TASK OBJECTIVE :: Write the entries out again. Every character must match.

Dataset rows describing interfaces

---*---

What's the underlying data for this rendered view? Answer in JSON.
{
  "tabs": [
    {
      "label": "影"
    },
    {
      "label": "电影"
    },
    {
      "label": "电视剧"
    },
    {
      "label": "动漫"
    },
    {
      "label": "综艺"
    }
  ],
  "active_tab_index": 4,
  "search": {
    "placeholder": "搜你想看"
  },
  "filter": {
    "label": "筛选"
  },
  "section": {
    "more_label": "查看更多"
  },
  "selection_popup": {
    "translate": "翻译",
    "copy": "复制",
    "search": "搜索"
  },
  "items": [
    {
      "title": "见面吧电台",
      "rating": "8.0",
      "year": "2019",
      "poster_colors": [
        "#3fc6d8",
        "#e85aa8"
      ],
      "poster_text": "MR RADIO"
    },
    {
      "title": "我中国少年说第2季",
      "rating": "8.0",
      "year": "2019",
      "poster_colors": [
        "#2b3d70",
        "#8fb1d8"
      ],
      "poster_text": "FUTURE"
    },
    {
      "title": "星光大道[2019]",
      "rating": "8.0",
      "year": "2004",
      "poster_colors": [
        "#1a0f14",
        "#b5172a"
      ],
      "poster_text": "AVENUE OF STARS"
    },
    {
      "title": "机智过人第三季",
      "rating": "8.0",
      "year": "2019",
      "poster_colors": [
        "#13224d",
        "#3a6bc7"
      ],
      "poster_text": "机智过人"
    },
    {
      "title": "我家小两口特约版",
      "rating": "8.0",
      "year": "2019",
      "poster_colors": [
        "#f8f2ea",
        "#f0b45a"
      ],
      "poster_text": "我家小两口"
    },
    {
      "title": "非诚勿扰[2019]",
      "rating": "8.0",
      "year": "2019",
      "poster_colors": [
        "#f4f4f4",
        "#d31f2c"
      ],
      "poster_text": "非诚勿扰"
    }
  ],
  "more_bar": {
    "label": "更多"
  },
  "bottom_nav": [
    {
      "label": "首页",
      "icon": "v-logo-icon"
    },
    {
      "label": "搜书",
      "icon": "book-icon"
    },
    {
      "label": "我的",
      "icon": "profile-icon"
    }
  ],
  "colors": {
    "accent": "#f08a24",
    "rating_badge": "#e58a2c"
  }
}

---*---

WRITTEN RESPONSE ::
What's the underlying data for this rendered view? Answer in JSON.
{
  "tabs": [
    {
      "label": "影"
    },
    {
      "label": "电影"
    },
    {
      "label": "电视剧"
    },
    {
      "label": "动漫"
    },
    {
      "label": "综艺"
    }
  ],
  "active_tab_index": 4,
  "search": {
    "placeholder": "搜你想看"
  },
  "filter": {
    "label": "筛选"
  },
  "section": {
    "more_label": "查看更多"
  },
  "selection_popup": {
    "translate": "翻译",
    "copy": "复制",
    "search": "搜索"
  },
  "items": [
    {
      "title": "见面吧电台",
      "rating": "8.0",
      "year": "2019",
      "poster_colors": [
        "#3fc6d8",
        "#e85aa8"
      ],
      "poster_text": "MR RADIO"
    },
    {
      "title": "我中国少年说第2季",
      "rating": "8.0",
      "year": "2019",
      "poster_colors": [
        "#2b3d70",
        "#8fb1d8"
      ],
      "poster_text": "FUTURE"
    },
    {
      "title": "星光大道[2019]",
      "rating": "8.0",
      "year": "2004",
      "poster_colors": [
        "#1a0f14",
        "#b5172a"
      ],
      "poster_text": "AVENUE OF STARS"
    },
    {
      "title": "机智过人第三季",
      "rating": "8.0",
      "year": "2019",
      "poster_colors": [
        "#13224d",
        "#3a6bc7"
      ],
      "poster_text": "机智过人"
    },
    {
      "title": "我家小两口特约版",
      "rating": "8.0",
      "year": "2019",
      "poster_colors": [
        "#f8f2ea",
        "#f0b45a"
      ],
      "poster_text": "我家小两口"
    },
    {
      "title": "非诚勿扰[2019]",
      "rating": "8.0",
      "year": "2019",
      "poster_colors": [
        "#f4f4f4",
        "#d31f2c"
      ],
      "poster_text": "非诚勿扰"
    }
  ],
  "more_bar": {
    "label": "更多"
  },
  "bottom_nav": [
    {
      "label": "首页",
      "icon": "v-logo-icon"
    },
    {
      "label": "搜书",
      "icon": "book-icon"
    },
    {
      "label": "我的",
      "icon": "profile-icon"
    }
  ],
  "colors": {
    "accent": "#f08a24",
    "rating_badge": "#e58a2c"
  }
}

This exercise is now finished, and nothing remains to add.